We then went to Greenwich park and by the Royal observatory, we learned about the statue of General James Wolfe. We then walked to the Maritime museum and looked at a few exhibitions. In the Atlantic Worlds gallery, we learned about the ways attitudes are changing towards how the Transatlantic slave trade is depicted in Britain and how the Museum aims to reflect this within their exhibit.

I found this trip very interesting having grown up visiting the Maritime Museum very often, and not being aware of the work that goes behind putting it together for the public view.


In June, I and a small group of other students visited the Prince Philip Maritime Collection in Kidbrooke. We followed the journey of an item as it made its way through the process of getting ready to either be stored or go into a collection. The most interesting part for me was the restoration studio, where items are preserved and prepared to go on display. Our group in particular were able to focus on the material paper, and we took a look at some intricate, bygone maps and books.

We got to have an extensive chat with an expert in paper and it was interesting to see what her day-to-day work is like. Although restoring a book may seem simple, it comes with huge responsibility and controversial aspects. It is not an easy task to decide how much of an item should be retouched or just cleaned particularly as so many museum stakeholders voice their differing opinions on this debate. I feel as though the trip was a very valuable experience for me and was an eye opener in terms of the hard work and long hours that go into ensuring an item is ready for display, even if it can only be viewed for a few months.


Throughout our trip to the Prince Phillip maritime museum, I was especially moved by the ways in which all the tiny elements of the museum, were able to add up and create an extraordinary story surrounding the cultures and heritages of many people around the world, particularly those in East Asia and Africa.

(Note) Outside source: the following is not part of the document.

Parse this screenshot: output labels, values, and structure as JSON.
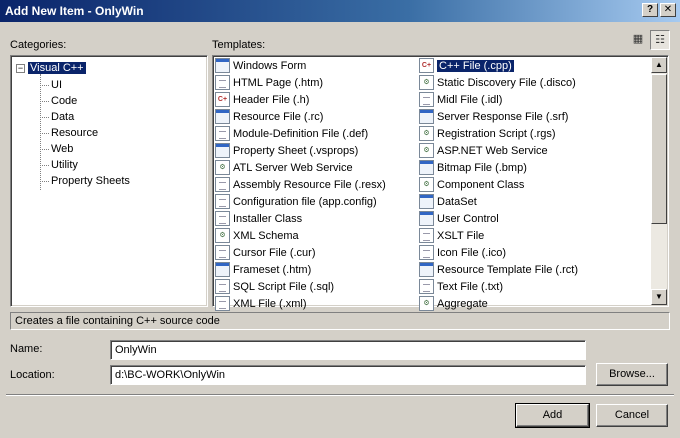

Whilst exploring the museum (in particular the astronomy section), I came across a beautiful photograph of the full yellow moon on the Jin Yun Mountains in China, in addition to the picture of ‘The Great Solar Flare” which was taken in Germany. These photographs made me give thought to how beautiful our world truly is today, and the unique stories that have arisen from many of the artifacts and photographs that I had the opportunity to look at.

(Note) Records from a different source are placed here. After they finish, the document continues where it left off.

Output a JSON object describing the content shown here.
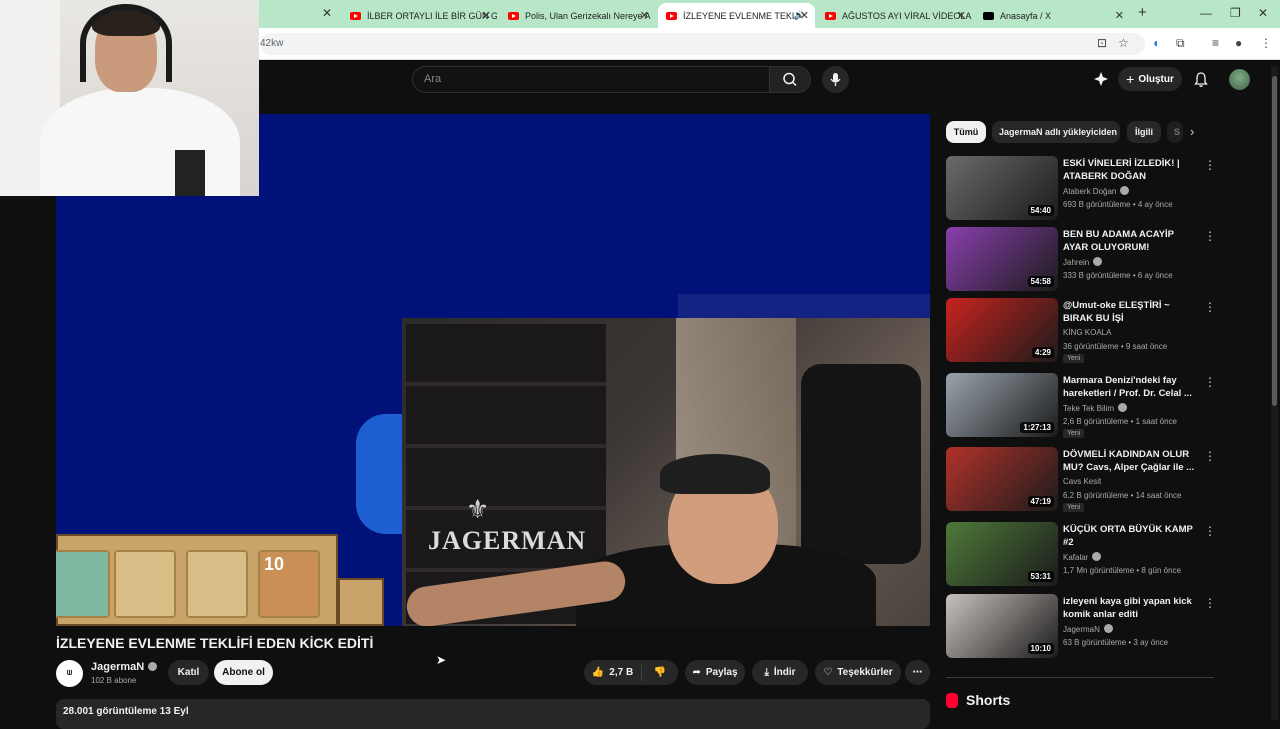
{
  "browser": {
    "tabs": [
      {
        "label": "İLBER ORTAYLI İLE BİR GÜN GE",
        "icon": "youtube-icon",
        "active": false
      },
      {
        "label": "Polis, Ulan Gerizekalı Nereye A",
        "icon": "youtube-icon",
        "active": false
      },
      {
        "label": "İZLEYENE EVLENME TEKLİF",
        "icon": "youtube-icon",
        "active": true
      },
      {
        "label": "AĞUSTOS AYI VİRAL VİDEOLAR",
        "icon": "youtube-icon",
        "active": false
      },
      {
        "label": "Anasayfa / X",
        "icon": "x-icon",
        "active": false
      }
    ],
    "url_fragment": "42kw"
  },
  "header": {
    "search_placeholder": "Ara",
    "create_label": "Oluştur"
  },
  "video": {
    "title": "İZLEYENE EVLENME TEKLİFİ EDEN KİCK EDİTİ",
    "watermark": "JAGERMAN",
    "hotbar_number": "10",
    "channel": {
      "name": "JagermaN",
      "subscribers": "102 B abone"
    },
    "join_label": "Katıl",
    "subscribe_label": "Abone ol",
    "likes": "2,7 B",
    "share_label": "Paylaş",
    "download_label": "İndir",
    "thanks_label": "Teşekkürler",
    "views_date": "28.001 görüntüleme  13 Eyl"
  },
  "sidebar": {
    "chips": [
      "Tümü",
      "JagermaN adlı yükleyiciden",
      "İlgili",
      "S"
    ],
    "recommendations": [
      {
        "title": "ESKİ VİNELERİ İZLEDİK! | ATABERK DOĞAN",
        "channel": "Ataberk Doğan",
        "verified": true,
        "meta": "693 B görüntüleme • 4 ay önce",
        "duration": "54:40",
        "new": false,
        "color": "#6b6b6b"
      },
      {
        "title": "BEN BU ADAMA ACAYİP AYAR OLUYORUM! @Ebonivon ...",
        "channel": "Jahrein",
        "verified": true,
        "meta": "333 B görüntüleme • 6 ay önce",
        "duration": "54:58",
        "new": false,
        "color": "#8a3fae"
      },
      {
        "title": "@Umut-oke  ELEŞTİRİ ~ BIRAK BU İŞİ",
        "channel": "KİNG KOALA",
        "verified": false,
        "meta": "36 görüntüleme • 9 saat önce",
        "duration": "4:29",
        "new": true,
        "color": "#c8231e"
      },
      {
        "title": "Marmara Denizi'ndeki fay hareketleri / Prof. Dr. Celal ...",
        "channel": "Teke Tek Bilim",
        "verified": true,
        "meta": "2,6 B görüntüleme • 1 saat önce",
        "duration": "1:27:13",
        "new": true,
        "color": "#9aa4ad"
      },
      {
        "title": "DÖVMELİ KADINDAN OLUR MU? Cavs, Alper Çağlar ile ...",
        "channel": "Cavs Kesit",
        "verified": false,
        "meta": "6,2 B görüntüleme • 14 saat önce",
        "duration": "47:19",
        "new": true,
        "color": "#b2322a"
      },
      {
        "title": "KÜÇÜK ORTA BÜYÜK KAMP #2",
        "channel": "Kafalar",
        "verified": true,
        "meta": "1,7 Mn görüntüleme • 8 gün önce",
        "duration": "53:31",
        "new": false,
        "color": "#4f7a3a"
      },
      {
        "title": "izleyeni kaya gibi yapan kick komik anlar editi",
        "channel": "JagermaN",
        "verified": true,
        "meta": "63 B görüntüleme • 3 ay önce",
        "duration": "10:10",
        "new": false,
        "color": "#c9c2bd"
      }
    ],
    "shorts_label": "Shorts"
  }
}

During our visit to the Prince Philip Maritime Collections Centre, I was captivated by the meticulous process of restoring centuries-old paintings. The renovation of a painting might seem deceptively simple at first, so it was surprising to witness the layers of care and effort required. The process is painstakingly long, and great care must be taken to handle the fragile canvases.

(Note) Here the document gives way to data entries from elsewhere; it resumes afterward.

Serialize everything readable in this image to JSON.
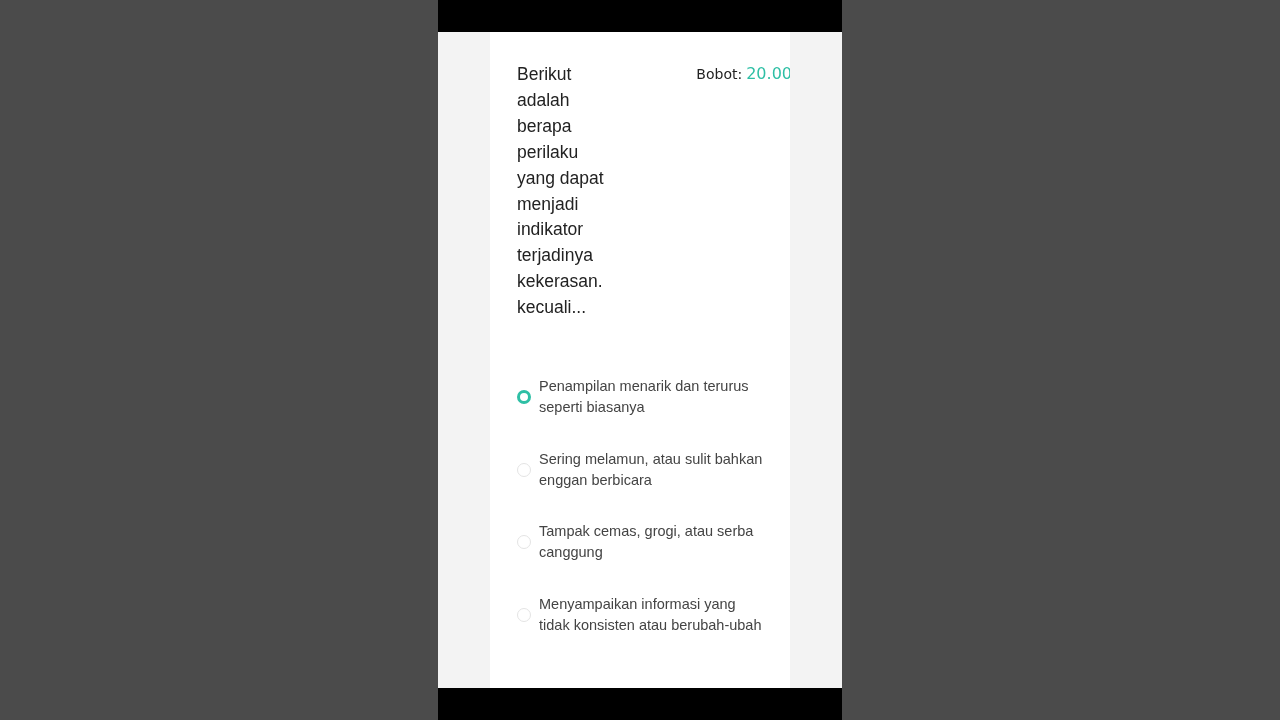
{
  "question": {
    "text": "Berikut adalah berapa perilaku yang dapat menjadi indikator terjadinya kekerasan. kecuali...",
    "weight_label": "Bobot:",
    "weight_value": "20.00"
  },
  "options": [
    {
      "text": "Penampilan menarik dan terurus seperti biasanya",
      "selected": true
    },
    {
      "text": "Sering melamun, atau sulit bahkan enggan berbicara",
      "selected": false
    },
    {
      "text": "Tampak cemas, grogi, atau serba canggung",
      "selected": false
    },
    {
      "text": "Menyampaikan informasi yang tidak konsisten atau berubah-ubah",
      "selected": false
    }
  ]
}
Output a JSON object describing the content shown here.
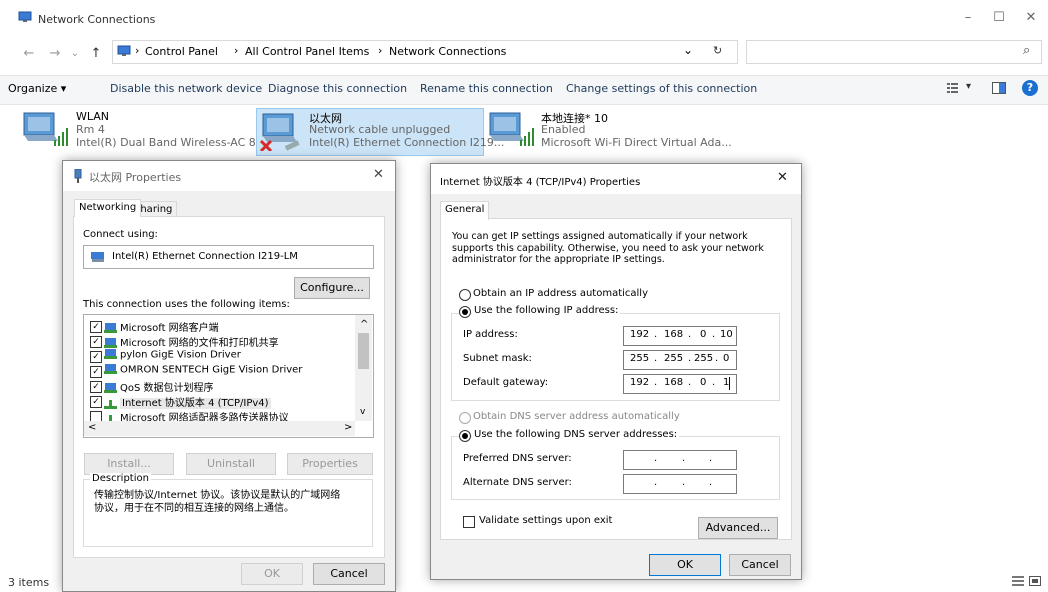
{
  "window": {
    "title": "Network Connections",
    "minimize": "–",
    "maximize": "☐",
    "close": "✕"
  },
  "nav": {
    "back": "←",
    "forward": "→",
    "recent": "⌄",
    "up": "↑",
    "sep": "›",
    "dropdown": "⌄",
    "refresh": "↻",
    "search_glyph": "⌕"
  },
  "breadcrumb": [
    "Control Panel",
    "All Control Panel Items",
    "Network Connections"
  ],
  "commands": {
    "organize": "Organize ▾",
    "disable": "Disable this network device",
    "diagnose": "Diagnose this connection",
    "rename": "Rename this connection",
    "change": "Change settings of this connection",
    "view_arrow": "▾",
    "help": "?"
  },
  "connections": [
    {
      "name": "WLAN",
      "status": "Rm 4",
      "device": "Intel(R) Dual Band Wireless-AC 82..."
    },
    {
      "name": "以太网",
      "status": "Network cable unplugged",
      "device": "Intel(R) Ethernet Connection I219..."
    },
    {
      "name": "本地连接* 10",
      "status": "Enabled",
      "device": "Microsoft Wi-Fi Direct Virtual Ada..."
    }
  ],
  "status_bar": {
    "items": "3 items"
  },
  "properties_dialog": {
    "title": "以太网 Properties",
    "close": "✕",
    "tabs": [
      "Networking",
      "Sharing"
    ],
    "connect_using_label": "Connect using:",
    "adapter": "Intel(R) Ethernet Connection I219-LM",
    "configure": "Configure...",
    "items_label": "This connection uses the following items:",
    "items": [
      {
        "label": "Microsoft 网络客户端",
        "checked": true
      },
      {
        "label": "Microsoft 网络的文件和打印机共享",
        "checked": true
      },
      {
        "label": "pylon GigE Vision Driver",
        "checked": true
      },
      {
        "label": "OMRON SENTECH GigE Vision Driver",
        "checked": true
      },
      {
        "label": "QoS 数据包计划程序",
        "checked": true
      },
      {
        "label": "Internet 协议版本 4 (TCP/IPv4)",
        "checked": true
      },
      {
        "label": "Microsoft 网络适配器多路传送器协议",
        "checked": false
      }
    ],
    "check_glyph": "✓",
    "scroll_up": "^",
    "scroll_down": "v",
    "scroll_left": "<",
    "scroll_right": ">",
    "install": "Install...",
    "uninstall": "Uninstall",
    "properties": "Properties",
    "description_label": "Description",
    "description": "传输控制协议/Internet 协议。该协议是默认的广域网络协议，用于在不同的相互连接的网络上通信。",
    "ok": "OK",
    "cancel": "Cancel"
  },
  "ipv4_dialog": {
    "title": "Internet 协议版本 4 (TCP/IPv4) Properties",
    "close": "✕",
    "tab": "General",
    "intro": "You can get IP settings assigned automatically if your network supports this capability. Otherwise, you need to ask your network administrator for the appropriate IP settings.",
    "obtain_auto": "Obtain an IP address automatically",
    "use_following": "Use the following IP address:",
    "ip_label": "IP address:",
    "ip": [
      "192",
      "168",
      "0",
      "10"
    ],
    "subnet_label": "Subnet mask:",
    "subnet": [
      "255",
      "255",
      "255",
      "0"
    ],
    "gateway_label": "Default gateway:",
    "gateway": [
      "192",
      "168",
      "0",
      "1"
    ],
    "dns_auto": "Obtain DNS server address automatically",
    "dns_use": "Use the following DNS server addresses:",
    "preferred_label": "Preferred DNS server:",
    "alternate_label": "Alternate DNS server:",
    "dot": ".",
    "validate": "Validate settings upon exit",
    "advanced": "Advanced...",
    "ok": "OK",
    "cancel": "Cancel"
  },
  "colors": {
    "accent": "#0078d7",
    "link": "#1e395b",
    "help": "#1a6fd1"
  }
}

Imagining the dedication of conservators in their work was truly awe-inspiring. The restoration of these paintings is crucial, as it helps preserve our rich cultural heritage for future generations whilst also honouring their original creators. As the saying goes, “A picture is worth a thousand words,” and these artworks provide invaluable insights into our past, offering a window into the lives, beliefs, and experiences of those who came before us. The trip provided us with valuable insight into the work of conservators throughout history, and I greatly admire their commitment and tenacity.